It’s National Poison Prevention Week (March 16–22), and there’s no better time to make sure that your home is poison-free. Sponsored by the Poison Prevention Week Council, the campaign pinpoints poison risk for adults and children. Each year, about 100 children die, and 91,000 are treated for accidental poisoning. According to Safe Kids USA, an organization that works to prevent accidental injuries in children, black children ages 14 and younger have a poisoning death of more than 1.5 times that of white children. And remember: Young ones aren’t the only ones affected by accidental poisonings; adults are at risk too.

You can begin reducing your and your family’s risk for accidental poisoning with just a few tried-and-true steps. Buy medications with child-resistant packaging when possible, but know that they are not completely fail-safe—children often learn how to get past them. Make sure to store them out of reach of young children. Use safety locks to keep kids out of cabinets that contain toxic cleaning products, and always make sure your smoke and carbon monoxide detectors are in working order.

To take your poison prevention to the next level, try these tricks:  
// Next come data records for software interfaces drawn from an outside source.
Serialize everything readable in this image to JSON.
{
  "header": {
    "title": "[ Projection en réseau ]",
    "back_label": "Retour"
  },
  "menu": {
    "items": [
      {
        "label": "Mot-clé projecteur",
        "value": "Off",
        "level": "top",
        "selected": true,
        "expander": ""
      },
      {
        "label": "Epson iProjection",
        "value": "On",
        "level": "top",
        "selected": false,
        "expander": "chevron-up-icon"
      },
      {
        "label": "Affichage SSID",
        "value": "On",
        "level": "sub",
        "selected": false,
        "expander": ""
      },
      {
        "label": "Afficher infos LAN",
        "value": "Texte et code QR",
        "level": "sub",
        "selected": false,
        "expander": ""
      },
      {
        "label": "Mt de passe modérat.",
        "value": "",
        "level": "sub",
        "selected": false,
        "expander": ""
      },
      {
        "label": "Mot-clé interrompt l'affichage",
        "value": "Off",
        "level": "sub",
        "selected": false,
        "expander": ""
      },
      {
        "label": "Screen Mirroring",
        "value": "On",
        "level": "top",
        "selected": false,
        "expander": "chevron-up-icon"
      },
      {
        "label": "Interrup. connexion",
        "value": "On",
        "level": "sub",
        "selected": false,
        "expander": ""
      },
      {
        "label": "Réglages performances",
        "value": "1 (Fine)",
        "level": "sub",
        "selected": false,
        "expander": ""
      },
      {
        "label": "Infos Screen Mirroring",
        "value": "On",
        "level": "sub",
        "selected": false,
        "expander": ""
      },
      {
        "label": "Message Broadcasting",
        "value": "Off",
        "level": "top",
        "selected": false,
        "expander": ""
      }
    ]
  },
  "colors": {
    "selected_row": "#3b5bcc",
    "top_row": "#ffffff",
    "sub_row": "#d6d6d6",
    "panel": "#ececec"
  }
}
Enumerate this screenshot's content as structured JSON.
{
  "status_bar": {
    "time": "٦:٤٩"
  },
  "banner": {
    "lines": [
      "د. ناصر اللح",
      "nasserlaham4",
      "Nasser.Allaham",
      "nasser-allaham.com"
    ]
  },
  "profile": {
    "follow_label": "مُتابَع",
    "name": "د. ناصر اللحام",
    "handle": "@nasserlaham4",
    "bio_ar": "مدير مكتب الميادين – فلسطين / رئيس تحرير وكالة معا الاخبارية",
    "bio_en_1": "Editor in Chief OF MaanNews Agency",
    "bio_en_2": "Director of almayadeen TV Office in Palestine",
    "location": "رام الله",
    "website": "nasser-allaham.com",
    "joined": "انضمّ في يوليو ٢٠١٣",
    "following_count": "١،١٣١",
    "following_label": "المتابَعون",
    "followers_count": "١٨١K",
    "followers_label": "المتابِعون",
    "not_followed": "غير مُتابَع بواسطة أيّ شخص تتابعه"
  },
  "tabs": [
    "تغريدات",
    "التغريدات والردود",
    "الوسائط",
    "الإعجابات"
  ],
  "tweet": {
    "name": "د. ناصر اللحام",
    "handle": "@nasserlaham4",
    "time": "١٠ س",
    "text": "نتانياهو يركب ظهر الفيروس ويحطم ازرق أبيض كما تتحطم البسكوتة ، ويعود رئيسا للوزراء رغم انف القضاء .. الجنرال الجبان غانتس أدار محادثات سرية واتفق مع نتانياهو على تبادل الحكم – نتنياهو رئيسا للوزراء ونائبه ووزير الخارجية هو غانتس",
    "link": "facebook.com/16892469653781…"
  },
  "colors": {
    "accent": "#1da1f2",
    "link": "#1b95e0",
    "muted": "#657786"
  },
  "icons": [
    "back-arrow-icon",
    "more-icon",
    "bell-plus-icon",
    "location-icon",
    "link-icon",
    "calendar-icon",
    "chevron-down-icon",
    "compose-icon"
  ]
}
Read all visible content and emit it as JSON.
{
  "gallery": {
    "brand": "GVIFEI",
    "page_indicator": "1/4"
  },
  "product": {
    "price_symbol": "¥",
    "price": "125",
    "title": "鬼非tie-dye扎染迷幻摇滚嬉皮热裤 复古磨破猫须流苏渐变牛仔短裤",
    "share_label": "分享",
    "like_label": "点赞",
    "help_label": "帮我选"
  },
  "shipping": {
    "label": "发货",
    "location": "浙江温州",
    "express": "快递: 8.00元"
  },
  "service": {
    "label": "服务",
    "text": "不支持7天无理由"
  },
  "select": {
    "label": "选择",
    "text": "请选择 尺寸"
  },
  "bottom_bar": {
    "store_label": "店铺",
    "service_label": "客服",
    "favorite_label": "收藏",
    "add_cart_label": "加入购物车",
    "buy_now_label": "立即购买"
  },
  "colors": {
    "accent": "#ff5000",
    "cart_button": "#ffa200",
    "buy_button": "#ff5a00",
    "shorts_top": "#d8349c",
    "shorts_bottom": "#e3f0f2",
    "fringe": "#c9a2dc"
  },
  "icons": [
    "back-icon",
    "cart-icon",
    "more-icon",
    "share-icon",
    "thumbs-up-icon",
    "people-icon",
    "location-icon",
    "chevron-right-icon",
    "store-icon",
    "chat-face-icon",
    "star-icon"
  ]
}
  • The dangers aren’t just below the sink. Many people automatically think of bathroom and drain cleaners when thinking about accidental poisonings; however, many of the most dangerous substances are more common items you use on a daily basis. Pay special attention to making sure items such as cosmetics and personal care products, cough and cold medicines, arts, crafts and office supplies and alcohol are also out of children’s way.
  • “Open wide, it’s yummy!” It’s tough to convince children to take medicines; however, avoid calling pills and other medications “candy” in an attempt to make them go down easier. A piece of candy or a cookie after your child takes the medicine is always good encouragement—as long as he or she is aware of the difference.
  • Poisonings can happen at grandma’s house, too. Many parents have routines in place to safeguard their families from poisonings at home; however, many poisonings happen outside of the home when typical safeguards are not in place. Be on alert while visiting friends and family, especially if youth go off to play on their own.
  • Self-medicating while sleepwalking? Don’t do it. When the alarm goes off at 3:00 a.m. to remind you to take another dose of cough syrup, your first thought might be how to get back to bed as quickly as possible. But don’t scramble around in the dark: sit up completely, turn on the lights and make sure you read the label first.
  • Chip away at lead paint poisoning. Black children have nearly five times the risk of lead poisoning as white children, due in part to the fact that lower-income children and kids who live in urban areas are more likely to live in aging homes—which are most likely to contain lead-based paints. To learn more about the dangers of lead poisoning and how to prevent problems, read “Choose Unleaded” in the Winter 2007 issue of Real Health.

Visit to download a checklist for poison-proofing your home and test your poison safety knowledge.  In the case of a poisoning, call 1-800-222-1222 to be connected with a Poison Control Center in your area.

For more information on National Poison Prevention week, visit